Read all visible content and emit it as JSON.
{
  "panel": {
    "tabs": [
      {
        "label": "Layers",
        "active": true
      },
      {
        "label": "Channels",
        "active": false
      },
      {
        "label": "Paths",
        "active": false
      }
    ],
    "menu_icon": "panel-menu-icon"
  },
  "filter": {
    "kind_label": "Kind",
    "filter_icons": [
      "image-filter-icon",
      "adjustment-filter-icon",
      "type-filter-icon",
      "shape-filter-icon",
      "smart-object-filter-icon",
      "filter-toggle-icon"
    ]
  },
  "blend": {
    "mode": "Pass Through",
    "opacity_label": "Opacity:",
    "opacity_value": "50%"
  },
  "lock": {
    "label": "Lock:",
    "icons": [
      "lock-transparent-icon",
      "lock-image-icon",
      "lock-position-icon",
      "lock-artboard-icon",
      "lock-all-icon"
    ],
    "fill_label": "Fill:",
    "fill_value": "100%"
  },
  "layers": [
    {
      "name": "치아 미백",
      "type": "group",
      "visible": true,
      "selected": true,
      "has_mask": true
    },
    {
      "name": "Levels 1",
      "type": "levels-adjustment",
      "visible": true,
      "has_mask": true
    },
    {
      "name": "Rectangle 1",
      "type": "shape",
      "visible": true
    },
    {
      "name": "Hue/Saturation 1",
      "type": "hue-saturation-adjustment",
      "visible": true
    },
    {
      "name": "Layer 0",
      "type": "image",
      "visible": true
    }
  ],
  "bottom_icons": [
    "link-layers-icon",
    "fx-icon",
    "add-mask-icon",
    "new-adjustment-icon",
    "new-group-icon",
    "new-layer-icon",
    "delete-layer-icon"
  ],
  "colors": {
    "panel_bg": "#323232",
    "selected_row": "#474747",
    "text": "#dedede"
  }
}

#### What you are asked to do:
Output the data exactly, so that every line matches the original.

#### Task solution:
Read all visible content and emit it as JSON.
{
  "panel": {
    "tabs": [
      {
        "label": "Layers",
        "active": true
      },
      {
        "label": "Channels",
        "active": false
      },
      {
        "label": "Paths",
        "active": false
      }
    ],
    "menu_icon": "panel-menu-icon"
  },
  "filter": {
    "kind_label": "Kind",
    "filter_icons": [
      "image-filter-icon",
      "adjustment-filter-icon",
      "type-filter-icon",
      "shape-filter-icon",
      "smart-object-filter-icon",
      "filter-toggle-icon"
    ]
  },
  "blend": {
    "mode": "Pass Through",
    "opacity_label": "Opacity:",
    "opacity_value": "50%"
  },
  "lock": {
    "label": "Lock:",
    "icons": [
      "lock-transparent-icon",
      "lock-image-icon",
      "lock-position-icon",
      "lock-artboard-icon",
      "lock-all-icon"
    ],
    "fill_label": "Fill:",
    "fill_value": "100%"
  },
  "layers": [
    {
      "name": "치아 미백",
      "type": "group",
      "visible": true,
      "selected": true,
      "has_mask": true
    },
    {
      "name": "Levels 1",
      "type": "levels-adjustment",
      "visible": true,
      "has_mask": true
    },
    {
      "name": "Rectangle 1",
      "type": "shape",
      "visible": true
    },
    {
      "name": "Hue/Saturation 1",
      "type": "hue-saturation-adjustment",
      "visible": true
    },
    {
      "name": "Layer 0",
      "type": "image",
      "visible": true
    }
  ],
  "bottom_icons": [
    "link-layers-icon",
    "fx-icon",
    "add-mask-icon",
    "new-adjustment-icon",
    "new-group-icon",
    "new-layer-icon",
    "delete-layer-icon"
  ],
  "colors": {
    "panel_bg": "#323232",
    "selected_row": "#474747",
    "text": "#dedede"
  }
}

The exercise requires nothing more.